Being mobile also meant that I could not transport the normal collection of antiques that I sold in my store. This led me to the ephemera area.
Ephemera is defined as any transitory written or printed matter not meant to be retained or preserved. The word derives from the Greek, meaning things lasting no more than a day. Some collectible ephemera are advertising trade cards, airsickness bags, bookmarks, catalogues, greeting cards, letters, pamphlets, postcards, posters, prospectuses, defunct stock certificates or tickets, and magazines.
Some items not mentioned above that are most attractive to me are: antique maps, vintage documents, prints & engravings, and indentures. People always ask me, " Where do you get your material"? I have found that auctions are the best source for all kinds of ephemera. While buying at auctions is worthwhile, selling there is normally not profitable.
Another aspect of collecting ephemera that really appeals to me is the educational spillover. I have learned so much from the research that is required to determine the provenance of a particular item. It is really an education being in the ephemera area.
Since I am a newcomer in this area, I rely heavily of my fellow antique dealers for advice and guidance.

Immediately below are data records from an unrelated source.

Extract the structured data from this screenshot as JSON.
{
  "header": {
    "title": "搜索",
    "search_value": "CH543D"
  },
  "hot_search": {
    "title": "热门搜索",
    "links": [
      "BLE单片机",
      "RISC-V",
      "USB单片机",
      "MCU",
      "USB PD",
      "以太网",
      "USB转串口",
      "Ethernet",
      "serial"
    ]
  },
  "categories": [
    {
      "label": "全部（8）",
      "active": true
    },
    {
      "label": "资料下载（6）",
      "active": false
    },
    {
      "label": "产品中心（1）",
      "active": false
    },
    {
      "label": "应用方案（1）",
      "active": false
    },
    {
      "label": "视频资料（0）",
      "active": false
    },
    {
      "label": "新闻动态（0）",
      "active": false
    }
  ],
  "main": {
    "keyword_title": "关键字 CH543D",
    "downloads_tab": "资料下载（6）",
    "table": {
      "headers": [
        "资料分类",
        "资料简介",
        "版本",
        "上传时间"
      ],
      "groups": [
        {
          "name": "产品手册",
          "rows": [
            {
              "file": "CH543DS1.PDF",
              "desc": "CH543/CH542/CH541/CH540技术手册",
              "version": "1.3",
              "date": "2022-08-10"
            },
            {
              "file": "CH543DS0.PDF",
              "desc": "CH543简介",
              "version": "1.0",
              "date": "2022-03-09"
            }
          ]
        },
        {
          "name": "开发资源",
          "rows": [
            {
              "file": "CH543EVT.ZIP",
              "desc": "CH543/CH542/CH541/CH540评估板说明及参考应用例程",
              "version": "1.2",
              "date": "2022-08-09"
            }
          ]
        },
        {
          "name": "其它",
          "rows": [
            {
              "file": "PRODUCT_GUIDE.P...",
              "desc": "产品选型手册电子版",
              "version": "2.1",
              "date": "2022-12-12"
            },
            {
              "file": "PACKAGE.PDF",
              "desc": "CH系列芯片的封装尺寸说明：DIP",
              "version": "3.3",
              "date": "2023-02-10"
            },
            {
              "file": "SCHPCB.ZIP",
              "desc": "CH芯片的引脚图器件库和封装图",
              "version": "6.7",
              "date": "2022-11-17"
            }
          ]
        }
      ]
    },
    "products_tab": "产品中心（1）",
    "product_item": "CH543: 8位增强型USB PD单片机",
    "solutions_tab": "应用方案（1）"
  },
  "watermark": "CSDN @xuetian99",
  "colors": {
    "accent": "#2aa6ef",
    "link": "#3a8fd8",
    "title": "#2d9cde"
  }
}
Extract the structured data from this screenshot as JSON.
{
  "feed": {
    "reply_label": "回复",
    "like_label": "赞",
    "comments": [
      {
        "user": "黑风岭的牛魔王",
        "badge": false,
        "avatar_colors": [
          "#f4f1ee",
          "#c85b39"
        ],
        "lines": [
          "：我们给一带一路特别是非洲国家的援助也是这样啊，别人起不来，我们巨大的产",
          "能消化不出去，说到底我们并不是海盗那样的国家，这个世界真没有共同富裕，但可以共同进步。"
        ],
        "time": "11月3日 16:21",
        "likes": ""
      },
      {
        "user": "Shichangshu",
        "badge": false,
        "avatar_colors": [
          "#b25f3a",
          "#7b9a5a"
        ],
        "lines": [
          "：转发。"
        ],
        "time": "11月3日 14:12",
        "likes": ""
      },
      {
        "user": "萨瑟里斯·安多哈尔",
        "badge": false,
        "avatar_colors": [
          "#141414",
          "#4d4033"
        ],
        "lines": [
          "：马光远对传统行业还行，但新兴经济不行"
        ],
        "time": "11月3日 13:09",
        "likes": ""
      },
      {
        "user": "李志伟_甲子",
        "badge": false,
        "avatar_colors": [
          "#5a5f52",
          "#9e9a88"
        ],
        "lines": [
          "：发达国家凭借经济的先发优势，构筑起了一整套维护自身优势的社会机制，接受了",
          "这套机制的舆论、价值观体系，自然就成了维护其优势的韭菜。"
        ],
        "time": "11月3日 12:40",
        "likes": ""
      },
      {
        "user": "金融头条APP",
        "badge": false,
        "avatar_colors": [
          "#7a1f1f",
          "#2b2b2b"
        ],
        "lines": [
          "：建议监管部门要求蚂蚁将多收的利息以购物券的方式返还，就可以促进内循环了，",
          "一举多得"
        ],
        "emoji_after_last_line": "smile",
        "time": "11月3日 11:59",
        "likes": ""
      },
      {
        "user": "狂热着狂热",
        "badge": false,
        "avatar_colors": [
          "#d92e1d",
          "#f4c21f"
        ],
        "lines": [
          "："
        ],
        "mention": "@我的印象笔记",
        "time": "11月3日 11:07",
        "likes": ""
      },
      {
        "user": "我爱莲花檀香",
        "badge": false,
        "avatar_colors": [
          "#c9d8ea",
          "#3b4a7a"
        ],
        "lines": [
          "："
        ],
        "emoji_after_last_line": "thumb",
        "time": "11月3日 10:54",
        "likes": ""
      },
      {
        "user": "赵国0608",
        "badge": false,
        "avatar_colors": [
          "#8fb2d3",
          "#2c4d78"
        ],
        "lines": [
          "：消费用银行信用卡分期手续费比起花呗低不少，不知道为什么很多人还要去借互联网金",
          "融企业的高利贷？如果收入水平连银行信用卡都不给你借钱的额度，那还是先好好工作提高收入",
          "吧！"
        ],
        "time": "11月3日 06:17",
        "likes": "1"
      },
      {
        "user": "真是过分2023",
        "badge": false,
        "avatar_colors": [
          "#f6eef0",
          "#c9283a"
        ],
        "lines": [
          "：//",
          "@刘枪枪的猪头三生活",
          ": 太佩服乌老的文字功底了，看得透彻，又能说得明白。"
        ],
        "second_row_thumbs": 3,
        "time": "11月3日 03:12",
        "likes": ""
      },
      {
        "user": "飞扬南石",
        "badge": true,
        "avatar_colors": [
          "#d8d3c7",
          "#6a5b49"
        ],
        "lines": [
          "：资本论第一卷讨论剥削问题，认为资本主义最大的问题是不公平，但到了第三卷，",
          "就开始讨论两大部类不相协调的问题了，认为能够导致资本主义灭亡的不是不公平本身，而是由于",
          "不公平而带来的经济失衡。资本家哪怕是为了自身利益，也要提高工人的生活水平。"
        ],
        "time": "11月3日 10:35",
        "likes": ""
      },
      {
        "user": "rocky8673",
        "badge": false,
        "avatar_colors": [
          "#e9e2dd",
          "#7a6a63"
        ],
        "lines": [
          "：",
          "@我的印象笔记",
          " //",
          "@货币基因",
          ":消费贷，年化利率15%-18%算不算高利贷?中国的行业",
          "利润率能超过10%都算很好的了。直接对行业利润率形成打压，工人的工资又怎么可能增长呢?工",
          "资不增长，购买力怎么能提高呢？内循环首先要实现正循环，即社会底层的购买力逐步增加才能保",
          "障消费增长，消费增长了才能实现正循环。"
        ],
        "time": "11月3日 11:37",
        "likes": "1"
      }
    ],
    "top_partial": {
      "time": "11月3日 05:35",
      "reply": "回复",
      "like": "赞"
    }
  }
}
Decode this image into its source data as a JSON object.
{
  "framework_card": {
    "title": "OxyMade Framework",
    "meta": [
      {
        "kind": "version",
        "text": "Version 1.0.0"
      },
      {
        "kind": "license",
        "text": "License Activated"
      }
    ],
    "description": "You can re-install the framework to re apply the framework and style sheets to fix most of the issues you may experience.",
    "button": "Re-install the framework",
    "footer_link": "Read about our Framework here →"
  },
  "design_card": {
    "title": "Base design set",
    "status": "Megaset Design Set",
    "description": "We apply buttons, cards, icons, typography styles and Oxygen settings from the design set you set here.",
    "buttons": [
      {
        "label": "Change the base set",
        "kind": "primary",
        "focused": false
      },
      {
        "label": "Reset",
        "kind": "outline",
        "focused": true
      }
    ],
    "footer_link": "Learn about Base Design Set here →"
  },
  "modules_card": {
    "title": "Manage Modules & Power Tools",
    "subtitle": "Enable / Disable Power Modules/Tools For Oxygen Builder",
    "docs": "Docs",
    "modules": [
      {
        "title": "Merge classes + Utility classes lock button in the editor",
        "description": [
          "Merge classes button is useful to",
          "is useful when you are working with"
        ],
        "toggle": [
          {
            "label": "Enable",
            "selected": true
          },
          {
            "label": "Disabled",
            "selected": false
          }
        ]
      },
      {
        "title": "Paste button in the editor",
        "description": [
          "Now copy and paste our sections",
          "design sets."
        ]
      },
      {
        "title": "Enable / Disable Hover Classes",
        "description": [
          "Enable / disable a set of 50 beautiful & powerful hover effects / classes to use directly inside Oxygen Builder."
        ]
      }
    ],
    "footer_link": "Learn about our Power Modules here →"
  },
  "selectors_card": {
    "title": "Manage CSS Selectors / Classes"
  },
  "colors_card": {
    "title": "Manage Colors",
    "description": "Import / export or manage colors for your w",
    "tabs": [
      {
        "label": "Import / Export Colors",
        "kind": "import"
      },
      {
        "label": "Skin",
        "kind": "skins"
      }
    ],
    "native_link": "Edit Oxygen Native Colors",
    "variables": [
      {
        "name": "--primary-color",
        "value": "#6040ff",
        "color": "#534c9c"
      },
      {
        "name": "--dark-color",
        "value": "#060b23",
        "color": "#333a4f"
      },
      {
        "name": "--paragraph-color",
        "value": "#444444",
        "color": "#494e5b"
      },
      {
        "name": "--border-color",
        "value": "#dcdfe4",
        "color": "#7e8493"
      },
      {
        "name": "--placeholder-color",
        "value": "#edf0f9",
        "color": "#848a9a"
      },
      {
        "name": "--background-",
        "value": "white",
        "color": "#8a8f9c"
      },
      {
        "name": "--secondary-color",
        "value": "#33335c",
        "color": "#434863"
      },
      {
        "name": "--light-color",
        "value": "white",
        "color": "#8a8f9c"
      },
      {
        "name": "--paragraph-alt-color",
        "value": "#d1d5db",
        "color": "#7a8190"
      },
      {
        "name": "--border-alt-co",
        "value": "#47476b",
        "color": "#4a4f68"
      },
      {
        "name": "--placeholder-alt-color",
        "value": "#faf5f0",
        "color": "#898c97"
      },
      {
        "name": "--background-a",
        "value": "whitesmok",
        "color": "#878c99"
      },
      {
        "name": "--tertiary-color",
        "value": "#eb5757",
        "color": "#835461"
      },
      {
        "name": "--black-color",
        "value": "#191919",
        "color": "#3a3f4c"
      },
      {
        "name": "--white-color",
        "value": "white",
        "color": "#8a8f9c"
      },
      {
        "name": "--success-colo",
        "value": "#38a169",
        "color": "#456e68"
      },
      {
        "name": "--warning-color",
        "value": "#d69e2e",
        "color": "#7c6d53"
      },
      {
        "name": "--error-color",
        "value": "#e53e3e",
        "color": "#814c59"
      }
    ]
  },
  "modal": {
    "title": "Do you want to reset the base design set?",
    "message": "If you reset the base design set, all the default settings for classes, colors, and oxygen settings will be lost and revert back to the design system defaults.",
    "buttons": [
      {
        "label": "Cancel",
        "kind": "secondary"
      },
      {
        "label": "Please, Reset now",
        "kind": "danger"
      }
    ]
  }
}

All my colleagues are more than willing to give me the benefit of their knowledge.
I am happy to say that I am now an indoor stand holder at Renninger's in Adamstown and I enjoy every minute of it.
Contributed by Richard Danz - Click here to visit Old World Collectibles Listing
Renninger's Adamstown Antiques Market D-14